*What to work on*: Copy the lines below as they are; omit the images they contain.

*Supplied material*:
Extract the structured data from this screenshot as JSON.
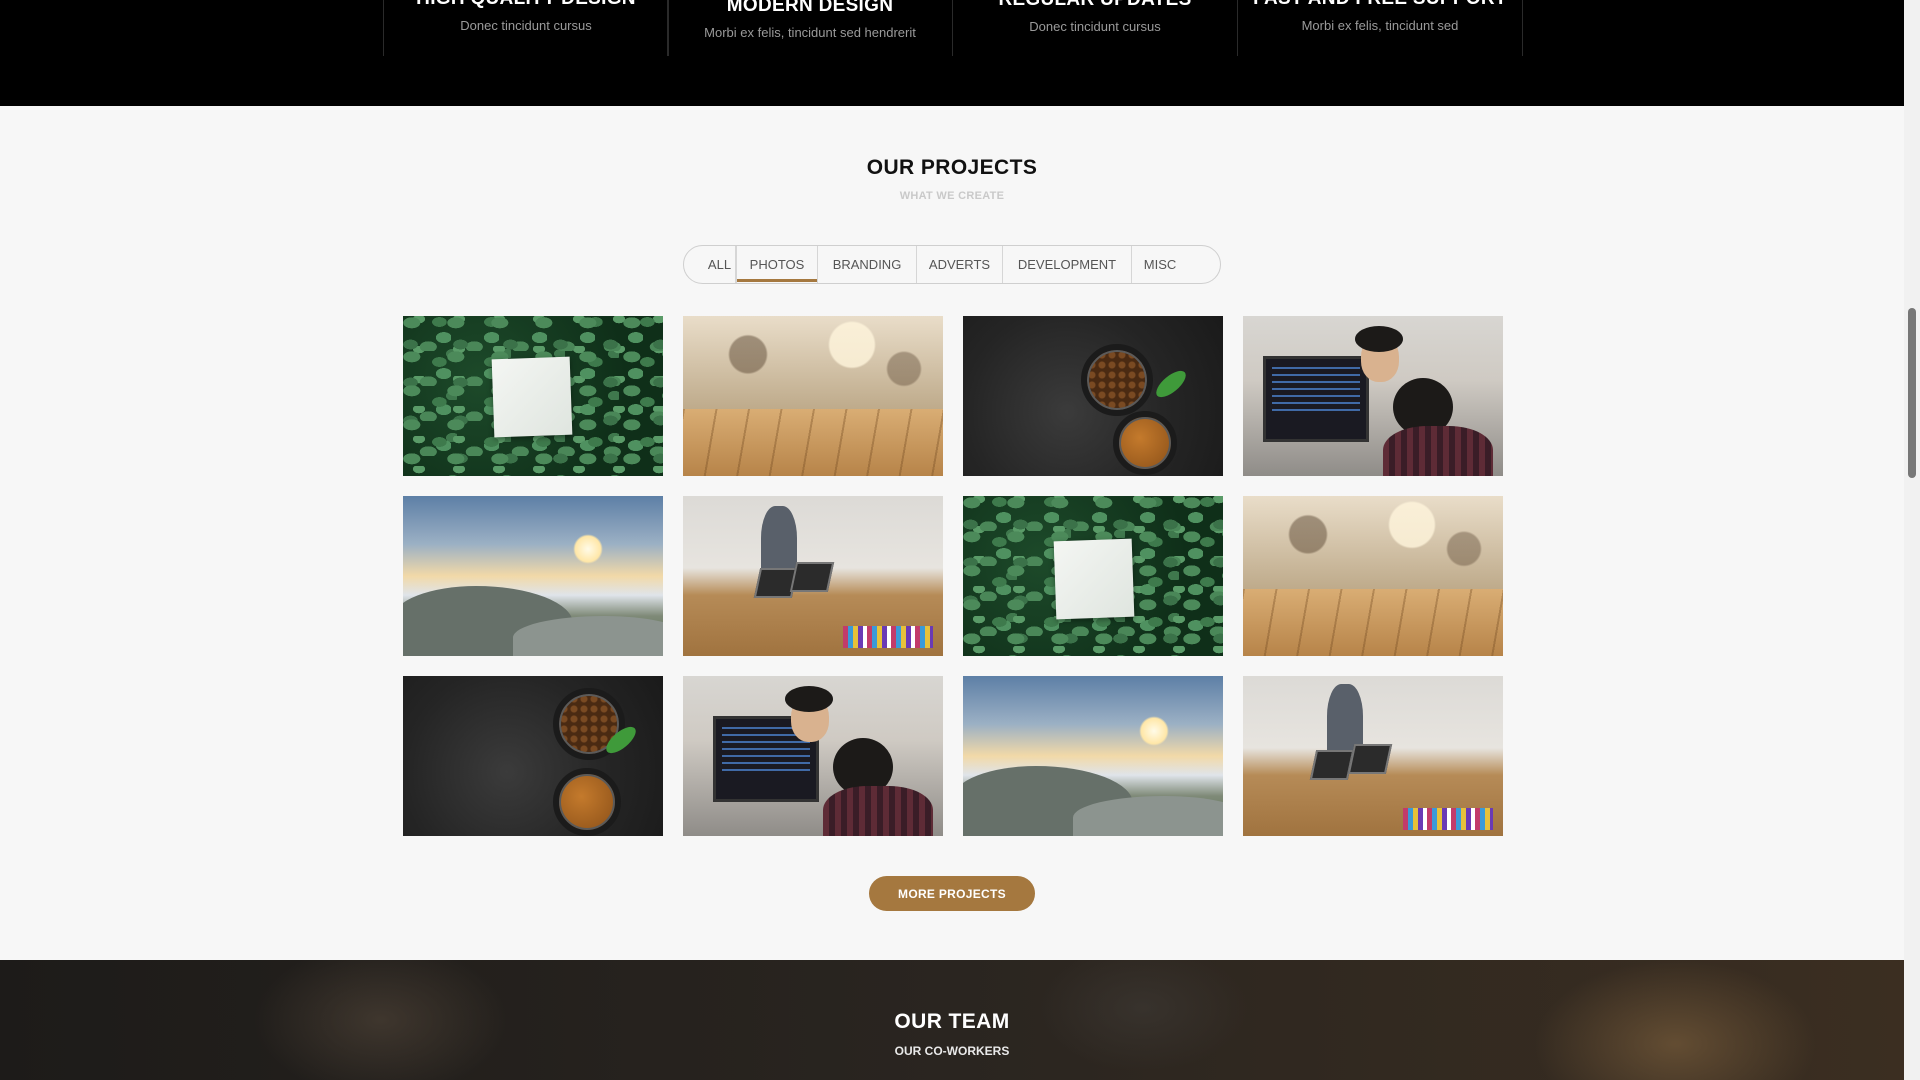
{
  "features": [
    {
      "title": "HIGH QUALITY DESIGN",
      "desc": "Donec tincidunt cursus"
    },
    {
      "title": "MODERN DESIGN",
      "desc": "Morbi ex felis, tincidunt sed hendrerit"
    },
    {
      "title": "REGULAR UPDATES",
      "desc": "Donec tincidunt cursus"
    },
    {
      "title": "FAST AND FREE SUPPORT",
      "desc": "Morbi ex felis, tincidunt sed"
    }
  ],
  "projects": {
    "title": "OUR PROJECTS",
    "subtitle": "WHAT WE CREATE",
    "filters": [
      "ALL",
      "PHOTOS",
      "BRANDING",
      "ADVERTS",
      "DEVELOPMENT",
      "MISC"
    ],
    "active_filter": "PHOTOS",
    "accent_color": "#a5783f",
    "more_label": "MORE PROJECTS"
  },
  "team": {
    "title": "OUR TEAM",
    "subtitle": "OUR CO-WORKERS"
  }
}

*Answer to the exercise*:
Extract the structured data from this screenshot as JSON.
{
  "features": [
    {
      "title": "HIGH QUALITY DESIGN",
      "desc": "Donec tincidunt cursus"
    },
    {
      "title": "MODERN DESIGN",
      "desc": "Morbi ex felis, tincidunt sed hendrerit"
    },
    {
      "title": "REGULAR UPDATES",
      "desc": "Donec tincidunt cursus"
    },
    {
      "title": "FAST AND FREE SUPPORT",
      "desc": "Morbi ex felis, tincidunt sed"
    }
  ],
  "projects": {
    "title": "OUR PROJECTS",
    "subtitle": "WHAT WE CREATE",
    "filters": [
      "ALL",
      "PHOTOS",
      "BRANDING",
      "ADVERTS",
      "DEVELOPMENT",
      "MISC"
    ],
    "active_filter": "PHOTOS",
    "accent_color": "#a5783f",
    "more_label": "MORE PROJECTS"
  },
  "team": {
    "title": "OUR TEAM",
    "subtitle": "OUR CO-WORKERS"
  }
}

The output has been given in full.